My children's fantasy fiction novel, The Iris of Issoria, will be available October 7th, 2014.
Can I preorder it?
I am flattered that you asked! Because I am still learning the ropes of indie publishing, I do not have the capabilities to enable pre-orders of my novel. On the upside, you can subscribe to my email list for teasers, giveaways, promotions, and excerpts.
What are you working on now?
Can you keep a secret? I am working on a sequel to The Iris of Issoria. I have also developed the outline for a middle-grade, magical realism novel called The Murder of Isaac Partida.
What do you do with your film and television treatments?
I send them to agents for representation or to buyers for sale.

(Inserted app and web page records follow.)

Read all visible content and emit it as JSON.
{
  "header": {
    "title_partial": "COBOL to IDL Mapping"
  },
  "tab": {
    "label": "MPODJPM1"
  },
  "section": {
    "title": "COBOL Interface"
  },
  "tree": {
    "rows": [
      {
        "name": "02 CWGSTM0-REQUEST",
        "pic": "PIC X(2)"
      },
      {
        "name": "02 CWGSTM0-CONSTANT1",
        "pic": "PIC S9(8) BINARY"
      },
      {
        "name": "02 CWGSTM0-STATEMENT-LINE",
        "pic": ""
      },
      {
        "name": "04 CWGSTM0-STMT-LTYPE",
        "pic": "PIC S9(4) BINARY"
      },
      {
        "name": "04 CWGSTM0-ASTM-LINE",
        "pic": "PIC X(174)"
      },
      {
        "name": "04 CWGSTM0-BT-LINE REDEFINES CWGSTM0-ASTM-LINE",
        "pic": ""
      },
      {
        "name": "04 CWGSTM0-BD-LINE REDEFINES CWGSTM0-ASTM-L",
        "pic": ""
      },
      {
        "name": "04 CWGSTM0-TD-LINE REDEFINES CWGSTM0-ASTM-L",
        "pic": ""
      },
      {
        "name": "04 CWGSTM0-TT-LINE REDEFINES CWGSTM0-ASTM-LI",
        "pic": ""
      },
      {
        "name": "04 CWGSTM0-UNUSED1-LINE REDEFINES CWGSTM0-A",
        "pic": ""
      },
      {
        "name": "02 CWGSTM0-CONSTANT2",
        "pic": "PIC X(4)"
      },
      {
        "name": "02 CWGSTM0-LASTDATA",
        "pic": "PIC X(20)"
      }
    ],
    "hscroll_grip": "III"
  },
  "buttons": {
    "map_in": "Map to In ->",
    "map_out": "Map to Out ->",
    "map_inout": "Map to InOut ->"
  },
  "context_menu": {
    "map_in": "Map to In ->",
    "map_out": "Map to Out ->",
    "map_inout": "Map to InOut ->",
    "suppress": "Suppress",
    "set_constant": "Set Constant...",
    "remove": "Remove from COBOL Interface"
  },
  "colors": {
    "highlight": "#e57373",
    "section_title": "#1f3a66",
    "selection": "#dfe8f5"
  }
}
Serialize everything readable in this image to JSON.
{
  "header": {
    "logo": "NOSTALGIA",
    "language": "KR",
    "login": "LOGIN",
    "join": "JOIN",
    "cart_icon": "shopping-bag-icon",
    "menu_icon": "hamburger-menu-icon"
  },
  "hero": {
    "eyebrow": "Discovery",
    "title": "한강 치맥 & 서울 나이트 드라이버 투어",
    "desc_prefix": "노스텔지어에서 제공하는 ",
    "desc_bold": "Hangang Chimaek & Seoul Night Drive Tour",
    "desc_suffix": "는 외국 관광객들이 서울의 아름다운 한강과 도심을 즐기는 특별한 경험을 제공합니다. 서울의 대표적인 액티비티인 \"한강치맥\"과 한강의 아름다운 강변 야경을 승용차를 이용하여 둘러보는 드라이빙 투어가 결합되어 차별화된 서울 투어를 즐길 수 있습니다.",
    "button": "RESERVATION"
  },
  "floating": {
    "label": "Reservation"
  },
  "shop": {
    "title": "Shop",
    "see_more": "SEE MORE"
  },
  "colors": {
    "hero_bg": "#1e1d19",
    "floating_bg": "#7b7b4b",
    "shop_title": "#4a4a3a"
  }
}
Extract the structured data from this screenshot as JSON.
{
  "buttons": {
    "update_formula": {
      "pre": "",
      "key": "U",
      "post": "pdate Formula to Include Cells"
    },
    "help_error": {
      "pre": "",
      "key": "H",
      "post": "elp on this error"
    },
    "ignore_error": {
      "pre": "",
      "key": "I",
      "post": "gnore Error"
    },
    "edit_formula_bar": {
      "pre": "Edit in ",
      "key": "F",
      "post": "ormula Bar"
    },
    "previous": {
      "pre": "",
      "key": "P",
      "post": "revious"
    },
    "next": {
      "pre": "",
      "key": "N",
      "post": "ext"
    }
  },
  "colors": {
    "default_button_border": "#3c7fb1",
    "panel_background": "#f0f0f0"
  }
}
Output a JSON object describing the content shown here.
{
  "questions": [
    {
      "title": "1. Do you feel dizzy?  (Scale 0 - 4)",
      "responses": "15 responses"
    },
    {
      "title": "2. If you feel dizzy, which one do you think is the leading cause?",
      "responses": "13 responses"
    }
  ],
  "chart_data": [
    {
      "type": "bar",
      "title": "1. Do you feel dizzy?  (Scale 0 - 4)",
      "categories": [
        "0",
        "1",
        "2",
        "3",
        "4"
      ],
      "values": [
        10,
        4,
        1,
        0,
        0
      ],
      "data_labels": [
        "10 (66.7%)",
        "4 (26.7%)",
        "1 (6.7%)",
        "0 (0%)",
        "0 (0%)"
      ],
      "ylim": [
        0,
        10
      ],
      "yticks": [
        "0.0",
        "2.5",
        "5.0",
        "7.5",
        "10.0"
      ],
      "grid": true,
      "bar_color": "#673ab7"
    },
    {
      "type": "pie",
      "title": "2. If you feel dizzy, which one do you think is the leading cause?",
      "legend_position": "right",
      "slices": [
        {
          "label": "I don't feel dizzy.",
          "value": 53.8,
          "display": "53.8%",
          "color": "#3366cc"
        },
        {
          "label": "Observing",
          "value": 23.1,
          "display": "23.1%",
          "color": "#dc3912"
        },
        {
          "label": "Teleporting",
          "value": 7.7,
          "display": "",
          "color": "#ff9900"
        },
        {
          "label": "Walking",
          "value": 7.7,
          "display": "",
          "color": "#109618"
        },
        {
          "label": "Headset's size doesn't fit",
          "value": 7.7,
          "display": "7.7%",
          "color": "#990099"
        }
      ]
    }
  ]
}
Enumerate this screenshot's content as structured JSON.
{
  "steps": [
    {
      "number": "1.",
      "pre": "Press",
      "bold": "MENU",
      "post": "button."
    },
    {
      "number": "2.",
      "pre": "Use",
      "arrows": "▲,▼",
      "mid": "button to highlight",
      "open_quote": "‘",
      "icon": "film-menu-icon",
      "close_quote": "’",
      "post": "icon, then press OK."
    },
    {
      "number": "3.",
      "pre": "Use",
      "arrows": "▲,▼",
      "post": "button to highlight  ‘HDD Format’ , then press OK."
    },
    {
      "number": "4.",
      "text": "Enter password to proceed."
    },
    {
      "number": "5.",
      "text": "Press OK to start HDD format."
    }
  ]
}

If you are an agent or buyer interested in my treatments, contact me through my website. My treatments are registered through the Writer's Guild of America.
Where do you get your ideas?
A lot of my ideas come to me while running. All that blood pumping to my brain early in the morning provides the perfect moving mediation state that generates great ideas. I also get ideas from watching my kids play Dungeons and Dragons, as well as from life around me, movies, and books. I try to write down any ideas that come to me as soon as possible, because they can easily disappear like ashes on a windy day. Sometimes wonderful ideas come to me in the middle of the night, therefore I take a notebook and pen to bed with me so I can write them down.
What's it like to be an expat or nomad writer?
I am so blessed to be able to combine two of my passions, writing and traveling, into one glorious adventure during my break from the rat race. I feel like I am living the life of Hemingway and the rest of the Lost Generation of American expats living in Paris between the two World Wars. Except I am not a womanizing alcoholic (no offense to Hemingway!), and I don't live in Paris....for now.
Writing as an expat/nomad is easier to explain because people expect long-term travelers to do crazy things like quit their successful career as a doctor, sell their possessions, and move across the hemisphere with their families. Which is what I did in the summer of 2013 when I moved to Costa Rica. Many of my friends in Costa Rica, both Ticos (native Costa Rican) and expats were writers, artists, or photographers. When I would tell people in Costa Rica that I was writing a book, they accepted it because what else would you expect the expat who hangs out in coffee shops all day to do. If I tried that line with my friends in the US, they would tell me to get a "real" job. In the summer of 2014, we left Costa Rica (with sad faces!) to embark on a nomadic "walkabout" trip around the world.
When I was living in Costa Rica, my writing schedule was predictable. I would either write in my quiet home in the cloud forest overlooking the sleepy town of Santa Elena or I would spend the day writing at a coffee shop while sipping on a mochaccino. Now that I am on a round the world trip, my nomad schedule is less predictable. Sometimes I write on a bus, sometimes in the communal kitchen of a hostel, sometimes in an apartment overlooking a busy city street with jack hammers as my muse. The varied settings have tested my patience, but this lifestyle has also made me realize that I was meant to write. Nothing, not even wailing car alarms in the streets of Cusco, Peru, will distract me from writing.
Follow me on Twitter to find out where in the world I am.